The list was five pages long. On it were written 191 names.
Each name represented an Alaska Native woman or girl who has either gone missing or been killed, and each one was read aloud at a Saturday remembrance for missing and murdered indigenous women at the Alaska Native Heritage Center.
Alaska has the fourth-highest number of missing and murdered indigenous women in the nation, according to a report from the Seattle-based Urban Indian Health Institute, and Anchorage has the third-highest number out of all the cities the study surveyed.
Reading the names aloud is one way the community can heal from the grief of that pervasive loss, said Charlene Apok, a researcher for the Southcentral Foundation. Apok, who is Iñupiaq, said in her culture, names are inextricably linked to souls — and that makes the Jane Does on the list particularly painful.
Apok attended the remembrance as a traditional healer. As the names were read, she embraced and, she said, gave good energy to name-readers who were too overwhelmed to continue down the list. Some of the names on the list were Apok’s own family members, including her mother, who died at the age of 39, Apok said.

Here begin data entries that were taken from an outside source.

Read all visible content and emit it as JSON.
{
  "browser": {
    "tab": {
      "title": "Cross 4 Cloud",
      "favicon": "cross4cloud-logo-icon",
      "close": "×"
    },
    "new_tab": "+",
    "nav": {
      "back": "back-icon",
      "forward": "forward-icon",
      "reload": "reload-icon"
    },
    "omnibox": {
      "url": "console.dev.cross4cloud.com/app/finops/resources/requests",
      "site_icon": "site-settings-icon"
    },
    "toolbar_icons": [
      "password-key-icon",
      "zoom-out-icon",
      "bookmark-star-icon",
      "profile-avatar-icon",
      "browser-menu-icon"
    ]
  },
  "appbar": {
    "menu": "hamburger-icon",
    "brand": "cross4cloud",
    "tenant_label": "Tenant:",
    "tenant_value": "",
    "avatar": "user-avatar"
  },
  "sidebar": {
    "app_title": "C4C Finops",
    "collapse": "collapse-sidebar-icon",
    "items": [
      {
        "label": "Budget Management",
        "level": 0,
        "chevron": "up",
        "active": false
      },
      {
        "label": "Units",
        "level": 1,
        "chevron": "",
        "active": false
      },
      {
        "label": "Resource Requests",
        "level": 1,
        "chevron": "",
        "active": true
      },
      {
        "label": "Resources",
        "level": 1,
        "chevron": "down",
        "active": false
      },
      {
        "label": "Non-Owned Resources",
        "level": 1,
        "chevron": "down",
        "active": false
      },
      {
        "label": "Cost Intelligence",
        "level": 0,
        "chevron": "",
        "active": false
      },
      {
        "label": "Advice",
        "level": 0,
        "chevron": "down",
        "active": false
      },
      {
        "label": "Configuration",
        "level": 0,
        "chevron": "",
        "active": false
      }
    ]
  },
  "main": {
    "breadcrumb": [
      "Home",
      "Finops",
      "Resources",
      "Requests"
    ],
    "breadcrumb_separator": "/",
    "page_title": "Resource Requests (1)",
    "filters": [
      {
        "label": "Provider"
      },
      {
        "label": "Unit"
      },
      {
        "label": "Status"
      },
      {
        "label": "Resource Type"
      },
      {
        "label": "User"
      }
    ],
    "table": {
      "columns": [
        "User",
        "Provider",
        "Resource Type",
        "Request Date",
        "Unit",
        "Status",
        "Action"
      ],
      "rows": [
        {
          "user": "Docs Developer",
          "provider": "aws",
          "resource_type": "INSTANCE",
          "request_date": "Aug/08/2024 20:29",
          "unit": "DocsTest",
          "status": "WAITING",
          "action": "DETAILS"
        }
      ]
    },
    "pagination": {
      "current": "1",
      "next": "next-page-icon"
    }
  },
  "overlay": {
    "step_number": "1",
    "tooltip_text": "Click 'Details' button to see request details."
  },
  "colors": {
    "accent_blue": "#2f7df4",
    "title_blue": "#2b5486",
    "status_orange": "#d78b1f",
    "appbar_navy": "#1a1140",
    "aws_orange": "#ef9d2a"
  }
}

“We live it all the time,” Apok said. “We live and we die it all the time.”
Polly Andrews, who also works at the Southcentral Foundation, had a family member on the list as well — her great-aunt, whom she said she didn’t know about until recently.
Andrews said her great-aunt flew to Anchorage from from the Western Alaska village of Tuluksak for a medical trip almost 70 years ago. She was never heard from again, Andrews said.
Much of Andrews’ job involves helping people cope with pain like hers. On Saturday, she led what she called “healing and learning circles,” which she said are similar to support groups, for those who had come to remember their lost or missing loved ones. She leads similar groups at the Southcentral Foundation.
Then there was the music — the steady parade of dancers and singers that Kendra Kloster, the Tlingit executive director of Native Peoples Action, which organized the event, said was another way of working toward healing.
“Sometimes you don’t always have words to describe some of these issues that are going on," Kloster said. "A lot of our artists can express it through song, through drums, through mask carving or painting. It’s part of the culture, it’s part of the healing, it’s part of the storytelling.”
Underlying everything, though, were the drums, which Apok said many cultures believe represent the heartbeat of their people. The steady but deafening roar was the centerpiece of the event.
“Being here, I feel like hearing the drum is like hearing my auntie’s heartbeat again,” Andrews said.
Even so, Kloster said there’s still work to be done — Saturday’s event was as much a rallying cry as it was a vigil. The little data that exists on missing and murdered Alaska Native women isn’t comprehensive, and advocates can’t convince the Legislature to address the problem without enough data to understand its scope, she said.
As far as what addressing the problem would look like, Kloster described a multifaceted solution that would combine greater investment in rural public safety with a stronger relationships between tribal governments and the federal and state governments. Legislation to that effect, she said, already exists in Washington state.
In the meantime, though, healers waited with burning sage, cleansing attendees as they walked out the door.